-- Directions for this task --
Determine the count of lines in the data below that include the word "true", and give nothing besides it.

-- Data records --
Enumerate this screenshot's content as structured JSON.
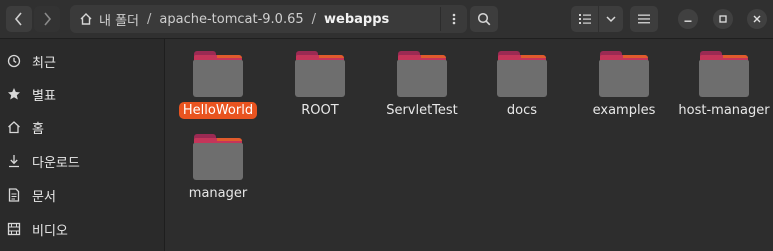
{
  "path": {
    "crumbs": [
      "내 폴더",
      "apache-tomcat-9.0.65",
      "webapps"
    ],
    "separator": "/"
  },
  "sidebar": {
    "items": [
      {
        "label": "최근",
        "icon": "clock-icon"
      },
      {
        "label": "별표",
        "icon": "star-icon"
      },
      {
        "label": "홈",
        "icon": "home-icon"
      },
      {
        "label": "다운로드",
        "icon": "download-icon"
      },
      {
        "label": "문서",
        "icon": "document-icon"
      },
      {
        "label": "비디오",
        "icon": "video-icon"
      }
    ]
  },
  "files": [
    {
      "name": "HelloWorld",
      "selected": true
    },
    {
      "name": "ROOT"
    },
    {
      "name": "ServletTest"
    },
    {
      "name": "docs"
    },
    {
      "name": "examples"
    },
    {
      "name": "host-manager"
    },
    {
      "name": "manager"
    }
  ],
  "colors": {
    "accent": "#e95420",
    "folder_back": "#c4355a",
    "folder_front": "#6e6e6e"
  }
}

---

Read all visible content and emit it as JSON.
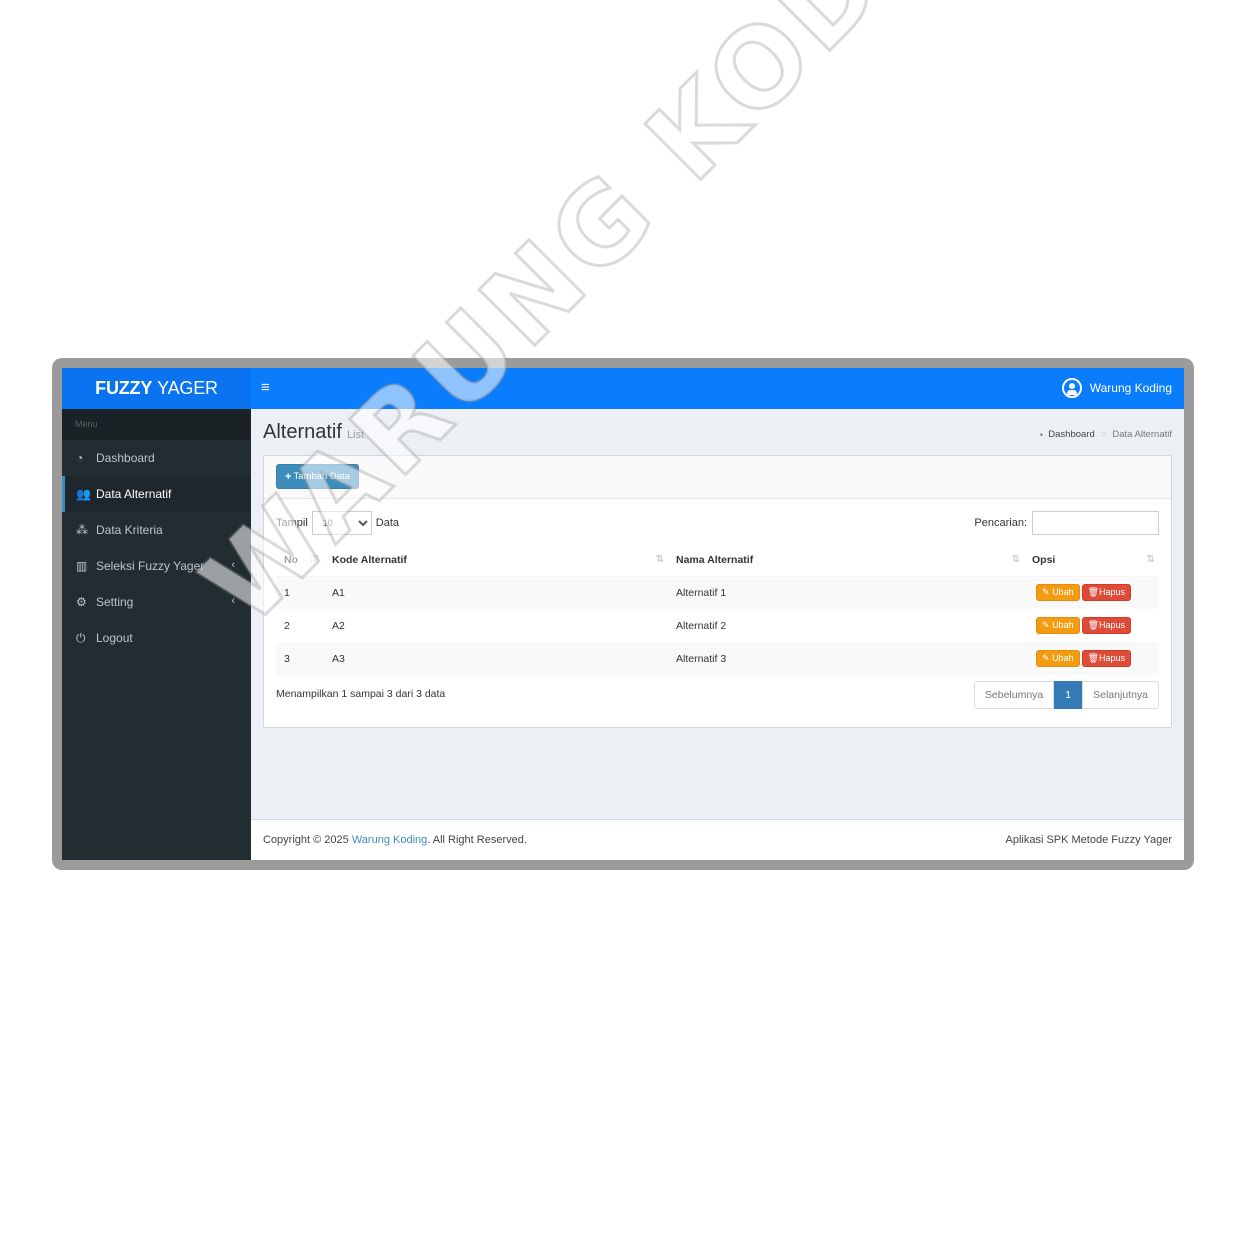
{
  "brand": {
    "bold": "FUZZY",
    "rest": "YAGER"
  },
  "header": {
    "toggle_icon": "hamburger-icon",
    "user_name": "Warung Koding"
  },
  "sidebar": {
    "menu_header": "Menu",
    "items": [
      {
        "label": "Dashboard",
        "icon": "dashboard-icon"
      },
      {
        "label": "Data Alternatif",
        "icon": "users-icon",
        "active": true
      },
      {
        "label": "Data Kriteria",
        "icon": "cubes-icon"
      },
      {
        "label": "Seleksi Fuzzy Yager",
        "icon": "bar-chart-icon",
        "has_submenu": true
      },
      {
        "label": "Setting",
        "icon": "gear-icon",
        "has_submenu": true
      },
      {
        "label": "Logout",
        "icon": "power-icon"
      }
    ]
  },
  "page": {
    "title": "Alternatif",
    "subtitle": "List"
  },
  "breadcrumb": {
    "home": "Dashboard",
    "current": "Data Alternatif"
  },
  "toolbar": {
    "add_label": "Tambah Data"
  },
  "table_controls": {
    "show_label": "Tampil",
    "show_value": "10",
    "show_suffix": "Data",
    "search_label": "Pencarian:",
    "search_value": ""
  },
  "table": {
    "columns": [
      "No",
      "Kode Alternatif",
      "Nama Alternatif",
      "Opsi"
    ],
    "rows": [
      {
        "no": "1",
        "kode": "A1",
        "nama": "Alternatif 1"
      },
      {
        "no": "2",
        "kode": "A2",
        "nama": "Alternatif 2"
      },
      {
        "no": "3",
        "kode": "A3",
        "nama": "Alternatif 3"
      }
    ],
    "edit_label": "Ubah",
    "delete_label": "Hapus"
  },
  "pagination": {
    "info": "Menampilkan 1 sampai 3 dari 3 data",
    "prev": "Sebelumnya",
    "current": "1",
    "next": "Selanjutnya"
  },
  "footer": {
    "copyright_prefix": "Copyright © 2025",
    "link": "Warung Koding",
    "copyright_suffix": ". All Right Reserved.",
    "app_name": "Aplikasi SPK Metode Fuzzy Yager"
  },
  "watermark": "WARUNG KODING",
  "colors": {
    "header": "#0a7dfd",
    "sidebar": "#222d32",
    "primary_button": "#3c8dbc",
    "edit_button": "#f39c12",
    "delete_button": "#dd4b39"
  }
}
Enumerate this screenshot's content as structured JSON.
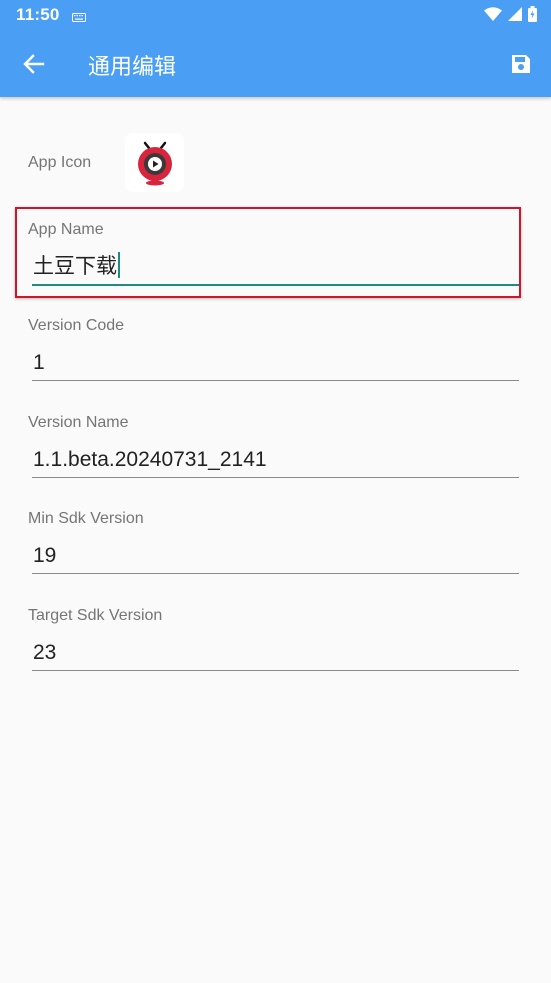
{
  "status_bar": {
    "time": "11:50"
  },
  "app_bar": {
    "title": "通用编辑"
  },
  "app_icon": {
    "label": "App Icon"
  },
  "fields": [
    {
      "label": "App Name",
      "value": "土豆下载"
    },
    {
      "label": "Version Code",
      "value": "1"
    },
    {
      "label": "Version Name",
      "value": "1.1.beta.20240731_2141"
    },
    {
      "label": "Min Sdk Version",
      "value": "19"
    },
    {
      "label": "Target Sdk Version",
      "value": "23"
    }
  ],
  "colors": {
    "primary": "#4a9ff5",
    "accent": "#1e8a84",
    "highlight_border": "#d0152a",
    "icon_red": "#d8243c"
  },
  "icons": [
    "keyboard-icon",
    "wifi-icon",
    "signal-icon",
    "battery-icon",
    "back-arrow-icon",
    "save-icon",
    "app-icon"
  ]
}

-- Reply to the task --
4